|Conditions for African Americans in Florida varied considerably during the war. The 1860 census recorded nearly 63,000 blacks in the state. Of this figure, almost 62,000 were listed as slaves, while less than 1,000 were free blacks. Because of the restrictive laws of the time, even those few who were "free" had only very limited freedom.
The conditions of slavery in Florida often differed by region. In the cotton belt plantations of central north Florida, many enslaved blacks worked under a "gang system" in which large groups of agricultural workers labored from sunup to sundown. In east and west Florida, a "task system" was more common, which provided workers with a daily task quota and could allow some personal time after the tasks were completed. However, in some plantations both systems were used.
As enslaved residents in the Confederate states, most African Americans had little choice but to support the Confederate war effort. Some went to war as servants to white southern officers. Others toiled in hard labor when the Confederate military impressed enslaved blacks for labor projects, such as building fortifications and transportation systems.

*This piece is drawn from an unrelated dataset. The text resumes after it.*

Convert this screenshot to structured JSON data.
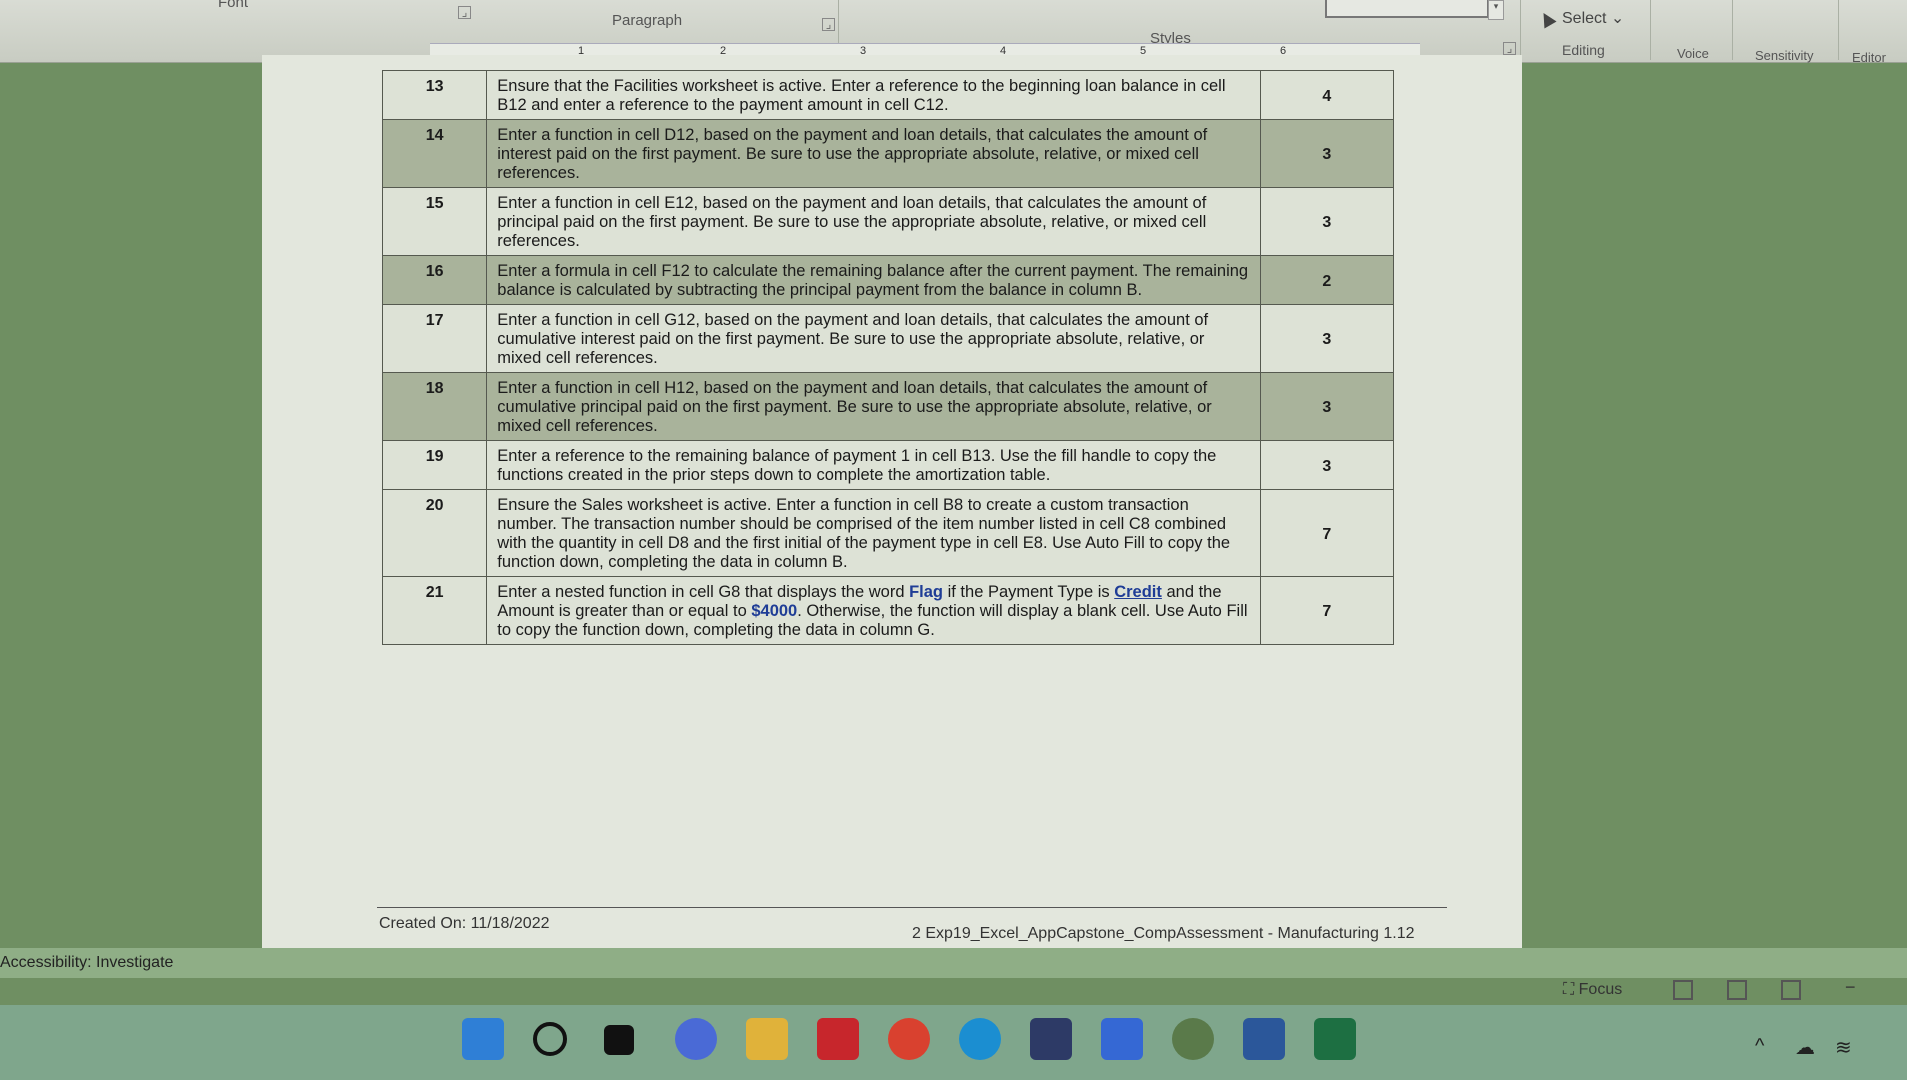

Although many enslaved blacks remained on plantations during the war, many others who had an opportunity fled to Union-held areas, such as Jacksonville and Fernandina in northwest Florida, where they lived as refugees. More than a thousand African American men from Florida joined the Union army, filling out the ranks of black regiments.